Data excerpts:
BEGIN

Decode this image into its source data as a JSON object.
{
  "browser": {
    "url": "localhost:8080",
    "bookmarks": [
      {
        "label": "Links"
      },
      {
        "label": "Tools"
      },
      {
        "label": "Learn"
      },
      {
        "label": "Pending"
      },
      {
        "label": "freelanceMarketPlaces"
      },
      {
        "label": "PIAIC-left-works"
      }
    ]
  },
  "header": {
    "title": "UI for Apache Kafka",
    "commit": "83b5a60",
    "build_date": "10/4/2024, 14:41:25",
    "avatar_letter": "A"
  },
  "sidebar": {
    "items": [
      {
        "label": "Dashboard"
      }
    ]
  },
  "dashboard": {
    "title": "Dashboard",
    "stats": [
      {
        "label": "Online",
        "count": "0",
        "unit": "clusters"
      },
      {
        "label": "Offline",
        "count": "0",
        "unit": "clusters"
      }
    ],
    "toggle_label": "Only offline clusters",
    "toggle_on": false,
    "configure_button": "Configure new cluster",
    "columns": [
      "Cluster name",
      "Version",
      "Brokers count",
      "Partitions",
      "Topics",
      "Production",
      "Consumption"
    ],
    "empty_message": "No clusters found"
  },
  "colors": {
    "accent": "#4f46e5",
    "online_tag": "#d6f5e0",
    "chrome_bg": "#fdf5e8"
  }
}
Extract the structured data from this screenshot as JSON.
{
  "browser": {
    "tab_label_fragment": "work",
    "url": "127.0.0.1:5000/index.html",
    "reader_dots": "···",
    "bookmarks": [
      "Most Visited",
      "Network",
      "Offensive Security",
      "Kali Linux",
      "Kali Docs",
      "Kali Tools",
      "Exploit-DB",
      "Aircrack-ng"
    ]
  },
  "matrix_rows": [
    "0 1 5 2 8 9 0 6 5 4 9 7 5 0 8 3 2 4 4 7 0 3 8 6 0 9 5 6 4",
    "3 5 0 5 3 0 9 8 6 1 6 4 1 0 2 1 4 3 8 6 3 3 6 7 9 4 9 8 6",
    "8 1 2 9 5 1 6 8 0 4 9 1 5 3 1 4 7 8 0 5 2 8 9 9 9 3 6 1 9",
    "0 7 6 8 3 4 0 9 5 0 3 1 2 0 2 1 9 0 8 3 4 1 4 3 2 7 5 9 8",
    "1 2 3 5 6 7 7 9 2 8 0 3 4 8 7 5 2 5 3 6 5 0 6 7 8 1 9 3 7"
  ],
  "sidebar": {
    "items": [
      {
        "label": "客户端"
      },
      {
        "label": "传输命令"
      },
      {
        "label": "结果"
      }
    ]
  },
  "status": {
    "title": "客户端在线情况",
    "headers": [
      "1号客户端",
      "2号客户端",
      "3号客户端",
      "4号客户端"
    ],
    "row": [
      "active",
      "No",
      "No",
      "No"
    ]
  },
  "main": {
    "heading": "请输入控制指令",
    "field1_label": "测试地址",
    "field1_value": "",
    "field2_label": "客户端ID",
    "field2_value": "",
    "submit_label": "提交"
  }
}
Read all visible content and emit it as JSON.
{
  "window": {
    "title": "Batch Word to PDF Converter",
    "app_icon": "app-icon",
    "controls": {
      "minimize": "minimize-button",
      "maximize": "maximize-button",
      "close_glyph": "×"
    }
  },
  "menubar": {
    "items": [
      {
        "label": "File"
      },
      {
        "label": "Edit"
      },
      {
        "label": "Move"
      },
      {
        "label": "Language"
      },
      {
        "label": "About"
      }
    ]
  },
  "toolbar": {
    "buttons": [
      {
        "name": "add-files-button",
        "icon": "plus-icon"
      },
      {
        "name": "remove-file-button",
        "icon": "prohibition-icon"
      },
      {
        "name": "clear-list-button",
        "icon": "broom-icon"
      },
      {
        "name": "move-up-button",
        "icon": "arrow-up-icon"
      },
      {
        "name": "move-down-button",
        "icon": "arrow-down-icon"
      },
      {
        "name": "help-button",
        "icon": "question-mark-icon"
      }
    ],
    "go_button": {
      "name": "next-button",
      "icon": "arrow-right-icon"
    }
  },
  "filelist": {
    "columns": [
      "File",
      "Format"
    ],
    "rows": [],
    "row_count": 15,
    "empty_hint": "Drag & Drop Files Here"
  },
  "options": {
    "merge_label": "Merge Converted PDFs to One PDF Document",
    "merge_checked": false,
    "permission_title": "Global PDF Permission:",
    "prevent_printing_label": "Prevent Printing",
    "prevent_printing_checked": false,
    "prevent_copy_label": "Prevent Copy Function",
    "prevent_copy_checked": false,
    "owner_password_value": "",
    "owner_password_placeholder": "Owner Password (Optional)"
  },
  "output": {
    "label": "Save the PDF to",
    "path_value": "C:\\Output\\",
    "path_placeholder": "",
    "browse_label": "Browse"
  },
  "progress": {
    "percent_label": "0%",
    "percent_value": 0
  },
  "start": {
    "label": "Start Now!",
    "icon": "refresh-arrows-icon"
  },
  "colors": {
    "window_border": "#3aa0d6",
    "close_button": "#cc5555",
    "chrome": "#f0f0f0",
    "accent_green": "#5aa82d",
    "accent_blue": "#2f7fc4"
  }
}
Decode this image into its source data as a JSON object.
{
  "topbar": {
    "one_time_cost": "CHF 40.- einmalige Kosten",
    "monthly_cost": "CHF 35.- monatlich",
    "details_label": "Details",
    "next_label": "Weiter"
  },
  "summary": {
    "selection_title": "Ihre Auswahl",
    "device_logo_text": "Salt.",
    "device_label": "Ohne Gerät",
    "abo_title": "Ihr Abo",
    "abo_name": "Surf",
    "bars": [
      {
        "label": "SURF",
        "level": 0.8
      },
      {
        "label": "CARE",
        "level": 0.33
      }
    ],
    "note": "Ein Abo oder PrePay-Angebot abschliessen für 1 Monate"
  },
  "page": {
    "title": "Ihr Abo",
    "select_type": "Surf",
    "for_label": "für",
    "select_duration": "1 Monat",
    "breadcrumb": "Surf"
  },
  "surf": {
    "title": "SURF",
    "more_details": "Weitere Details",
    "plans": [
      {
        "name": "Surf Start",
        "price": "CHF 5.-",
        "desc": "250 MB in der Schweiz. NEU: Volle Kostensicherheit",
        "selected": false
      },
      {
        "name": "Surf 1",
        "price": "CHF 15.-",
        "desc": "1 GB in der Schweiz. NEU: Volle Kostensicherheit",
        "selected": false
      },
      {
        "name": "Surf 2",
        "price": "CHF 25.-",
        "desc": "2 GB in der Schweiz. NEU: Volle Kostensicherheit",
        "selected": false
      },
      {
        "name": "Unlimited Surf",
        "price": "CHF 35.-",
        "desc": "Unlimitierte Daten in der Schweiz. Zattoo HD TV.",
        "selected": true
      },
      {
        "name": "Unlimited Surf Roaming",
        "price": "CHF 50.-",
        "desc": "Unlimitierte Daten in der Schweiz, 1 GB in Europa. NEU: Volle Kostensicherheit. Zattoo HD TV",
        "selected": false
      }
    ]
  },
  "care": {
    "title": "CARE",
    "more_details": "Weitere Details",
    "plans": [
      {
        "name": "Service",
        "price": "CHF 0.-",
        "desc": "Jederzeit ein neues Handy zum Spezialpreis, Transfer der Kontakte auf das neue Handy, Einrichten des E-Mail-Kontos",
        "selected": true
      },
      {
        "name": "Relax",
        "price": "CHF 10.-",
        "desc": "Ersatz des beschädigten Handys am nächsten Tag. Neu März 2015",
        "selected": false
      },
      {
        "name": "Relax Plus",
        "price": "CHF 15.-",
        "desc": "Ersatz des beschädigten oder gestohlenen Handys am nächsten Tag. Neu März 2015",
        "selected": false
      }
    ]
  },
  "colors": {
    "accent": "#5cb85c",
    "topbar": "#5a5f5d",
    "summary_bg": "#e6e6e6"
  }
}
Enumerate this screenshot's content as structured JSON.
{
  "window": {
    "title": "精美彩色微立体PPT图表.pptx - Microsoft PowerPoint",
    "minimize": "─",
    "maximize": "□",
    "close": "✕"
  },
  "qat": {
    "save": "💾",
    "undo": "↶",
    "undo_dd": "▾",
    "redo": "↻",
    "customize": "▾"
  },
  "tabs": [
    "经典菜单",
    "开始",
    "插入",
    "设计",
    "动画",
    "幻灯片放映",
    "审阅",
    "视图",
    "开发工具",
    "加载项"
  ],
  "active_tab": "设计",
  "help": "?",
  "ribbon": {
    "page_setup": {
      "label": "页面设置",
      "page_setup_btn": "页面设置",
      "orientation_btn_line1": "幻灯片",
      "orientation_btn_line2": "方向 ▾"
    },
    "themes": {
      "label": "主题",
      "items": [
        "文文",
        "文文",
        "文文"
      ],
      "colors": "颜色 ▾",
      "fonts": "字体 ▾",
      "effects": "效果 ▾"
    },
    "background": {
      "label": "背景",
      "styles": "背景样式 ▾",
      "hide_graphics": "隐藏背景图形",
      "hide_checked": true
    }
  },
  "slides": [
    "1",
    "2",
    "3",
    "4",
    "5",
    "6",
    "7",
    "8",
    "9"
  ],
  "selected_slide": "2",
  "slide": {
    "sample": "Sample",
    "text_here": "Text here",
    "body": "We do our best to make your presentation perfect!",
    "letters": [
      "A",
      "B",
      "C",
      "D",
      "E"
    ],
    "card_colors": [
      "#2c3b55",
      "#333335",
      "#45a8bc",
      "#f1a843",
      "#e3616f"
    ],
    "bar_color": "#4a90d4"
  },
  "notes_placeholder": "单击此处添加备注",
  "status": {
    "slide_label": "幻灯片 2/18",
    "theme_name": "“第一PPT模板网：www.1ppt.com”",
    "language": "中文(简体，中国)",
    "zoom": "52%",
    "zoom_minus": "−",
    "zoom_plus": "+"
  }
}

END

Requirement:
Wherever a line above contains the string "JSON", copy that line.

Output of the exercise:
Decode this image into its source data as a JSON object.
Extract the structured data from this screenshot as JSON.
Read all visible content and emit it as JSON.
Decode this image into its source data as a JSON object.
Enumerate this screenshot's content as structured JSON.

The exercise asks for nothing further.